I. The expected Medical organisation on the beach was not present because of heavy US casualties (assault forces and Medical Officers) earlier in the day. No information was obtainable about casualty clearing posts.
II. Our own casualties were much higher than expected (25% approximately, and added to those were the American soldiers left on the beach from the early morning assault)
III. Available Medical supplies were soon used (25 Tubonic ampoules were followed by Morphine Tartrate tablets used sublingually). Shortage of stretchers and bearers was felt acutely.
IV. First Aid was carried out remarkably well by individuals. The Unit Padre did a Medical Officer’s work under very difficult conditions. Without the aid of these people, the casualties would have been considerably higher.
V. The absence of an ambulance was probably the most severe set back. The type of vehicle in a Unit of this kind is not readily converted into a stretcher carrier.
VI. The transfusion outfit carried was unable to be used owing to pressure of work and lack of assistance.
VII. The most remarkable clinical fact was the number of patients surviving after severe wounds. Long periods in the open under very noisy and terrifying conditions, and with only elementary first aid and anti-shock measures. This, I think, is strong evidence that the human organisation benefits from rest rather than too energetic “resuscitation” methods.

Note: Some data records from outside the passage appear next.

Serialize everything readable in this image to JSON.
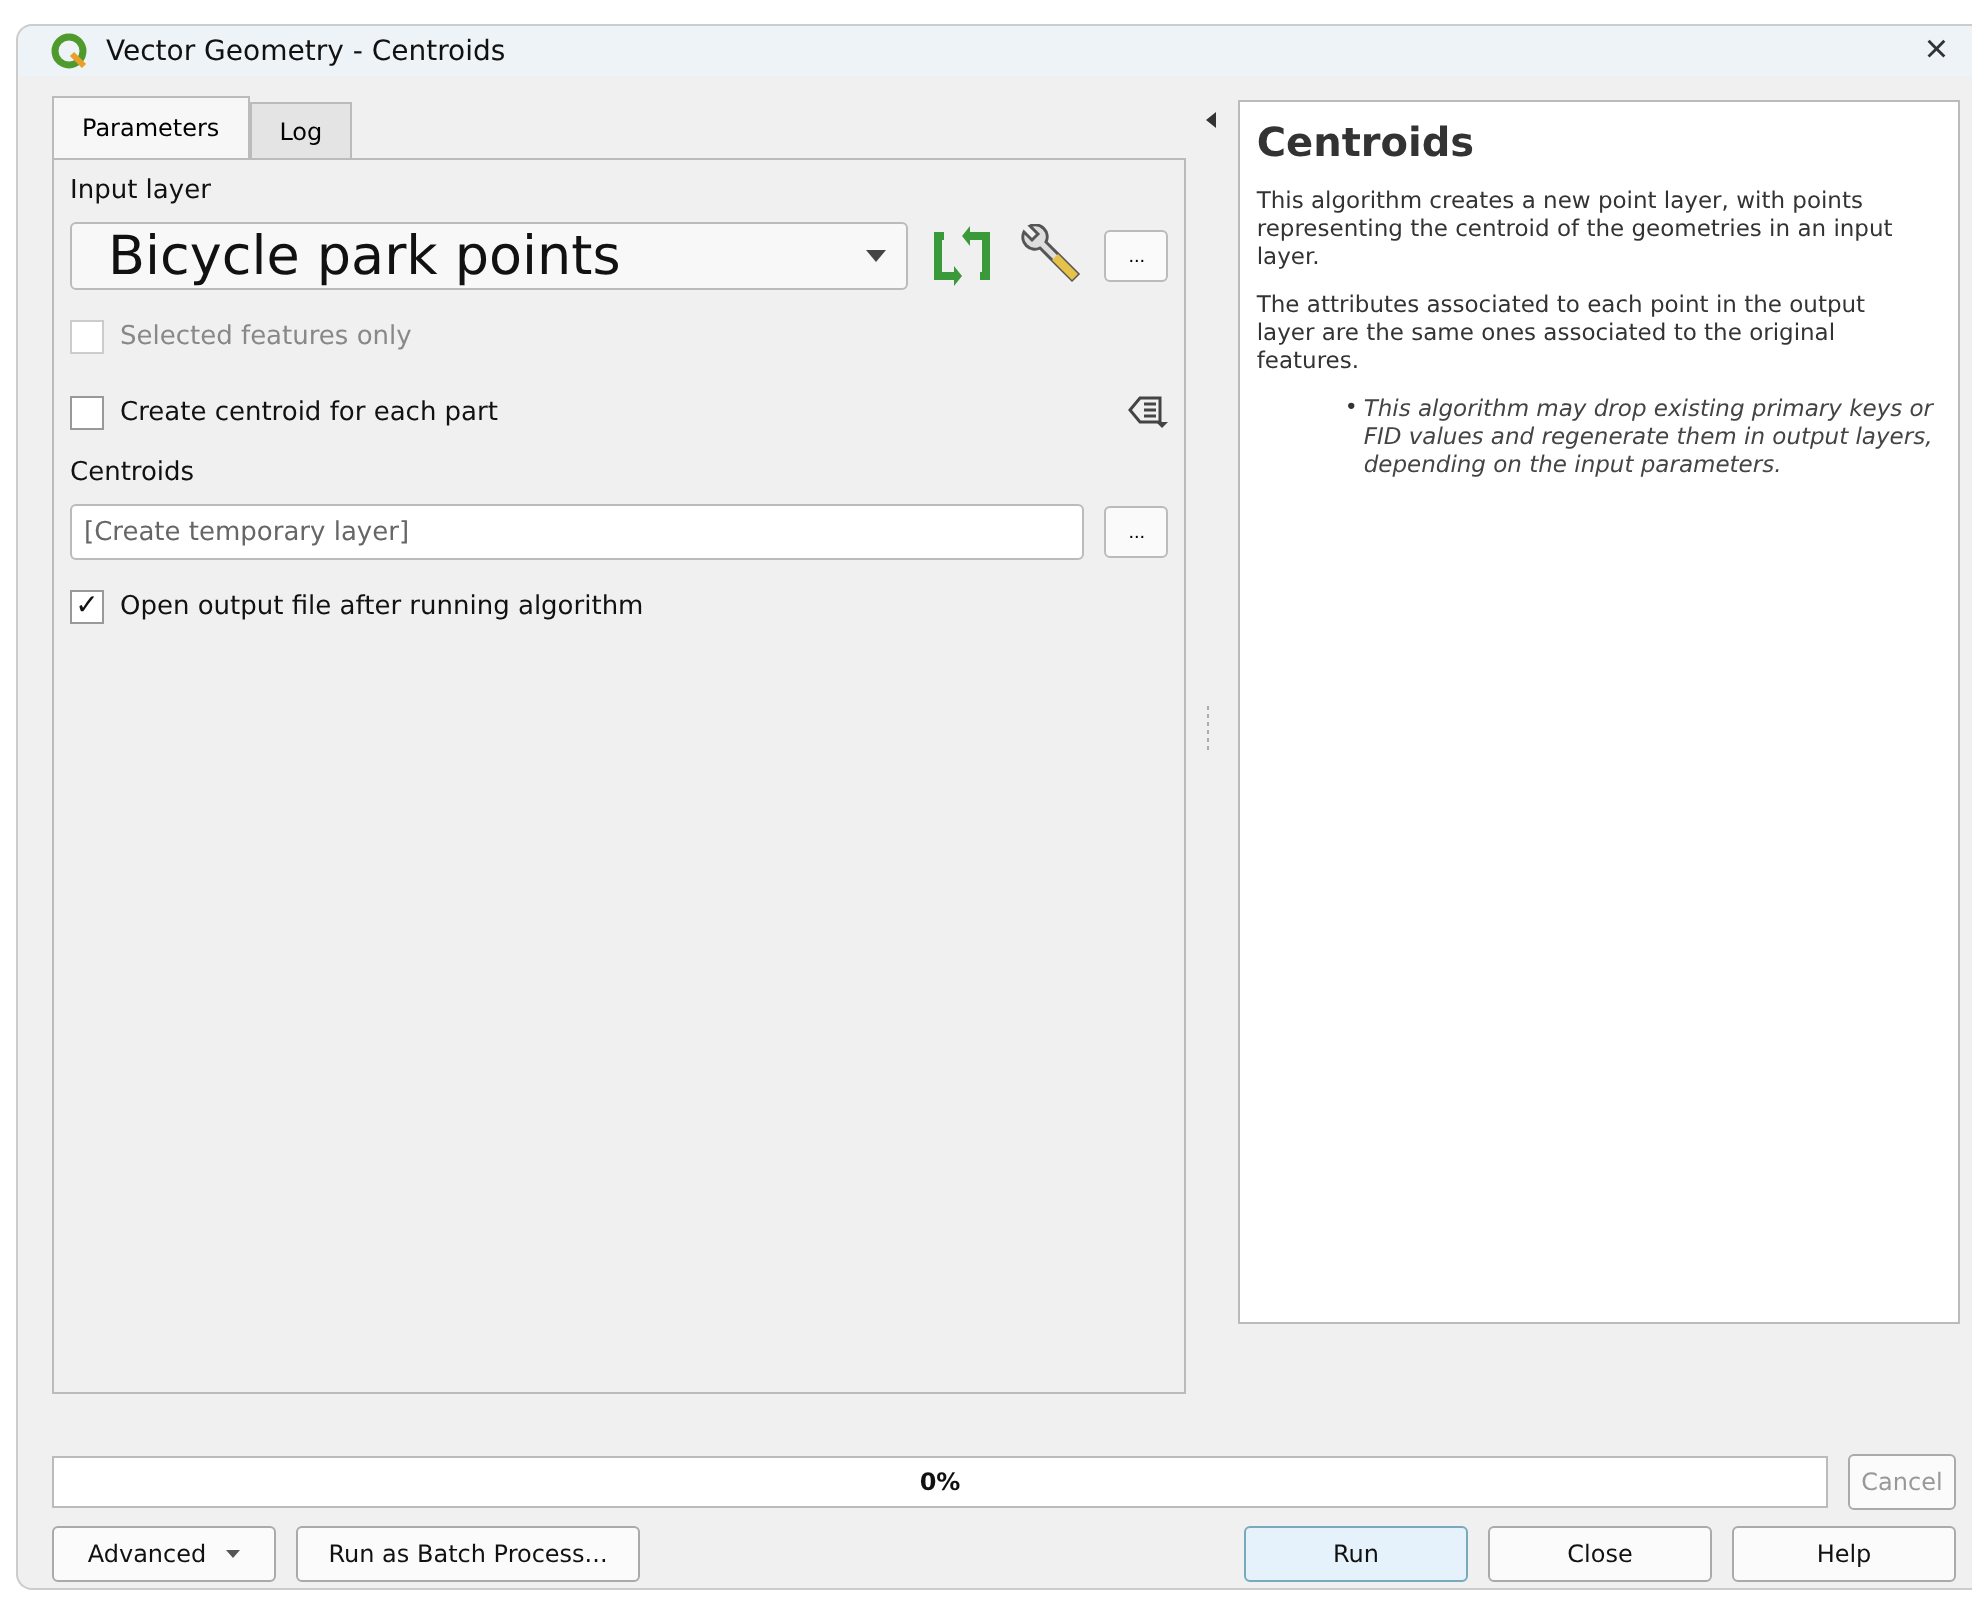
{
  "window": {
    "title": "Vector Geometry - Centroids",
    "close": "×"
  },
  "tabs": [
    {
      "label": "Parameters",
      "selected": true
    },
    {
      "label": "Log",
      "selected": false
    }
  ],
  "parameters": {
    "input_label": "Input layer",
    "input_value": "Bicycle park points",
    "options": [
      {
        "label": "Selected features only",
        "checked": false,
        "disabled": true
      },
      {
        "label": "Create centroid for each part",
        "checked": false,
        "disabled": false
      }
    ],
    "output_label": "Centroids",
    "output_placeholder": "[Create temporary layer]",
    "open_output": {
      "label": "Open output file after running algorithm",
      "checked": true,
      "mark": "✓"
    },
    "more": "..."
  },
  "help": {
    "title": "Centroids",
    "paragraphs": [
      "This algorithm creates a new point layer, with points representing the centroid of the geometries in an input layer.",
      "The attributes associated to each point in the output layer are the same ones associated to the original features."
    ],
    "bullet_mark": "•",
    "bullet": "This algorithm may drop existing primary keys or FID values and regenerate them in output layers, depending on the input parameters."
  },
  "progress": {
    "level": 0,
    "reading": "0%"
  },
  "buttons": {
    "cancel": {
      "label": "Cancel",
      "disabled": true
    },
    "advanced": "Advanced",
    "batch": "Run as Batch Process...",
    "run": "Run",
    "close": "Close",
    "help": "Help"
  }
}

VIII. The American personal first aid pack was very useful and much superior to the English counterpart. Local sulphonamide and general therapy were possible in each wounded American.
IX. Haemorrhage in the majority of cases was adequately controlled by a tight dressing. Tourniquets were duly used in a few cases and then under supervision. One Officer with a severe foot injury (complete destruction of the tarsus) seemed to get reassurance from doing his own tourniquet adjustment until he was transferred to hospital.
I should like, in conclusion, to refer to the work done by the sole Medical Orderly LAC Reid J (15082 GCI Unit). His assistance given throughout the twenty-four hours cannot be rated too highly.
Signed: R Rycroft F/Lt
No. 21 BD Sector